Now, he's trying to organize a powerful independent union in the area and seeking to influence politics. "The demands of the revolution stem from the Quran – justice, compassion, and mercy are the central tenets," he says. "There isn't any justice without economic justice."
Strikers have won a string of victories this year, particularly at government factories, alarming Egypt's military rulers who are worried about more unrest. But while dozens of labor stoppages have ended with promises of higher wages, it's not clear where the money is going to come from to fulfill the pledges.
Egypt's coffers are threadbare. Foreign exchange reserves have fallen 30 percent, to $24 billion, since the start of the year. Egypt is the world's largest importer of wheat; and subsidies on bread, rice, sugar, and cooking fuel cost the government about $3 billion annually. Last year, the nation spent $11 billion on gasoline and fuel subsidies. Cutting government assistance now – particularly food subsidies – could undermine social stability. But they are getting increasingly difficult for Cairo to afford.
Back in Minya al-Qamh, the economy is on everyone's mind, too. A general feeling prevails among a crowd sipping tea at rickety tables, outside the tent where presidential candidate Aboul Fotouh is speaking, that much of Egypt's economic woes stem from corruption. Many are hopeful it will end soon.
As for Aboul Fotouh, he confines himself largely to platitudes, calling for better education and more social justice. He brushes aside concerns that Islamists are going to come to power and cancel future elections. "Anyone who doubts our intentions, watch us respect the people," he says.
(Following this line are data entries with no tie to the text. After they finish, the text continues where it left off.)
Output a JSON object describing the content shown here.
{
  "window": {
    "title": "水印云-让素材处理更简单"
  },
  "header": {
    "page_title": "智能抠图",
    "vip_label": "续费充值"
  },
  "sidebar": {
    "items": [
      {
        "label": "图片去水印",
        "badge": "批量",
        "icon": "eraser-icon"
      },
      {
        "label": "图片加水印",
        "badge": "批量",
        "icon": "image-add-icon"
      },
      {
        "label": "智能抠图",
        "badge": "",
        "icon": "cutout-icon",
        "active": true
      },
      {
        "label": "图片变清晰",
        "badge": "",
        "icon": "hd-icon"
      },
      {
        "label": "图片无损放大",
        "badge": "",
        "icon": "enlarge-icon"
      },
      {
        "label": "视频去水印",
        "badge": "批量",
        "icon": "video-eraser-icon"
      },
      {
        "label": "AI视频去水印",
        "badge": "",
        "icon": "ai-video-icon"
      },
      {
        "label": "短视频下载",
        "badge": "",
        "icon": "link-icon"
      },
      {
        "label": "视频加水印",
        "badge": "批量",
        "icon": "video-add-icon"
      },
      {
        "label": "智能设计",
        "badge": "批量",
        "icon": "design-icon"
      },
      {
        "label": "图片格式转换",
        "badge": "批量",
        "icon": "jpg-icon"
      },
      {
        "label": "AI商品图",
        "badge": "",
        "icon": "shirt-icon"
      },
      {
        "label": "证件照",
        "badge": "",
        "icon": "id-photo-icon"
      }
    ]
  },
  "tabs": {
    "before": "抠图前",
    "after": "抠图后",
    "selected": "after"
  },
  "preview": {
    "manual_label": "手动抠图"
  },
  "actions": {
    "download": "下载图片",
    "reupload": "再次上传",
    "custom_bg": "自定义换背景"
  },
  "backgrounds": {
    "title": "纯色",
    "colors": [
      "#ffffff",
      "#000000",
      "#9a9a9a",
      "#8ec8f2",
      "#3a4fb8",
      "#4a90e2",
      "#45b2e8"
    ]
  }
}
He appeals for patience on the economy. "There's been so much damage done – it's going to take us 20 years to rebuild this country."
Then he is gone. After he leaves, just as after Mubarak left, the same corrupt cops appear on the streets of Minya al-Qamh, the same Mubarak apparatchiks – Egyptians call them the felool ("remnants") – retain their positions on the beat.
Across the city, public services remain slipshod. Garbage still piles up in vacant lots and irrigation canals. The roads are still pitted with holes, if they're paved at all. Hundreds of towns like Minya al-Qamh, with dun-colored apartment blocks crumbling from age, are scattered across Egypt. And they've been an afterthought to Egypt's rulers in Cairo for generations.
Is change coming? Mubarak's fall certainly unleashed political passions and a sense of optimism. But it hasn't translated into concrete improvements. Not yet. If change doesn't come soon, millions of Egyptians may be tempted to follow the warning of Ahmed Waheed, the rapper at the Aboul Fotouh rally, when he says: "We need results. We need our rights to be respected. If we don't get all that, we know the way back to Tahrir Square."
(This story was corrected after publishing to show the correct date for the founding of Egypt's April 6 Youth Movement).